Selling Price: Grade: D
Definitely not ideal. It’s been generally recommended to go for products with a selling price between $100-200. Even at a stretch, the highest price this product could fetch is around $25, likely closer to $20. The low selling price represents one of my biggest concerns with this particular product which is why I gave it a grade of D.
Limited # of Products (SKU’s): Grade: B+
My chosen product has the potential to have hundreds of variations, but I believe the brand is more valuable when there are less than a dozen variations at any given time. I generally try to avoid niches that will require dozens or hundreds of products/variations/styles as it complicates many things like minimum order quantities from manufacturers, storage and fulfillment.
Subscription: Grade: A
Although I originally sought out to do this project as a subscription-based business, I have decided to go a different route. At a later time, there is always the option to pivot to add a subscription model.
A subscription model is generally considered a very desirable business model as it’s much easier and cheaper to keep selling to the same customers than to always have to market to and find new customers.
Product Size & Weight: Grade: A
My chosen product is small and light. This is particularly important to keep shipping costs as low as possible since the potential selling price is very low. The size and weight of my chosen product will allow me to ship my product through regular mail, avoiding high parcel post costs for shipping.
Durability & Breakability: Grade: A
For the sake of argument, I’m calling this product unbreakable. I don’t foresee any major issues of returned broken units or units being broken during shipping.
Seasonality: Grade: B+
I wouldn’t call this a seasonal product as it’s bought and used all year round, however, the Christmas season brings a massive spike in sales to this particular category/industry. Check out the Google Trends graph again:
Passion/Pain Product: Grade: B+
Amongst my primary target market, this would definitely be considered a passion product.
Low Product Turnover: Grade: C
Ideally, your chosen product doesn’t require constant updating, new versions, styles, etc. For my chosen product, I will have to turn over inventory at least twice a year to keep things fresh for customers.
Consumable or Disposable: Grade: B+
The more consumable or disposable your product is the more times it will need to be replaced by the consumer.

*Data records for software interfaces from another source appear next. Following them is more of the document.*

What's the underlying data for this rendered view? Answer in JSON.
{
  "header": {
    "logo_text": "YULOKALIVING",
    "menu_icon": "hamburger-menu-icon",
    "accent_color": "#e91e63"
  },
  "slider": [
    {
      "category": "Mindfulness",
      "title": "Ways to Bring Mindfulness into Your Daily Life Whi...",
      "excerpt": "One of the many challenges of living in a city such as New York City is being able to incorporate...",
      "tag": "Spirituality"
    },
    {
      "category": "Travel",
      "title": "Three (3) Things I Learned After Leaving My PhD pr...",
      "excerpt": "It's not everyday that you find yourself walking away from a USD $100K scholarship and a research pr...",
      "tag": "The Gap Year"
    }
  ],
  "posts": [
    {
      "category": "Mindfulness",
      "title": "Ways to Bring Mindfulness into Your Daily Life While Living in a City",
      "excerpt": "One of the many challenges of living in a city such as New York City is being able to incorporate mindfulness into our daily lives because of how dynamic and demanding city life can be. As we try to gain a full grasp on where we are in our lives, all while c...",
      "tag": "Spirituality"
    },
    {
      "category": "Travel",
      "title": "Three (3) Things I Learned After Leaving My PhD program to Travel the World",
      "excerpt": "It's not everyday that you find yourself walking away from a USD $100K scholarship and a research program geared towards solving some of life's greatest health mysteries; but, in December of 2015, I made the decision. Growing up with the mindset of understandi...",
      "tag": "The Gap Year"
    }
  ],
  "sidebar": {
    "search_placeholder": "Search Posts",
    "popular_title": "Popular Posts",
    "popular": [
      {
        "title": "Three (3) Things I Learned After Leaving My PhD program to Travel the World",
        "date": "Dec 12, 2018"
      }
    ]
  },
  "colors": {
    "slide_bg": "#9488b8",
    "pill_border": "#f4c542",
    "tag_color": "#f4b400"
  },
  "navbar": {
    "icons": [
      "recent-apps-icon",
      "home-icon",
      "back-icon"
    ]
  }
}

My chosen product is a consumable product in the sense that the product naturally breaks down over time with regular use. The average lifespan is approximately 1 year.
Perishability: Grade: A+
The product is non-perishable on its own, so holding inventory won’t be an issue with respect to the product perishing on shelves or in the fulfillment warehouse.
Restrictions & Regulations: Grade: A+
No known restrictions or regulations.
Video Marketing: Grade: B+
There might be some options to add value to the product through video. My business partners on this project own a well-established video agency so we have full capability and resources for some amazing video content.
In this particular case, I see a few red flags around pricing and margin, but overall I believe it’s a very viable business. In my next post, I will reveal what my chosen product and niche is and I will show you the validation process I used for my product and niche.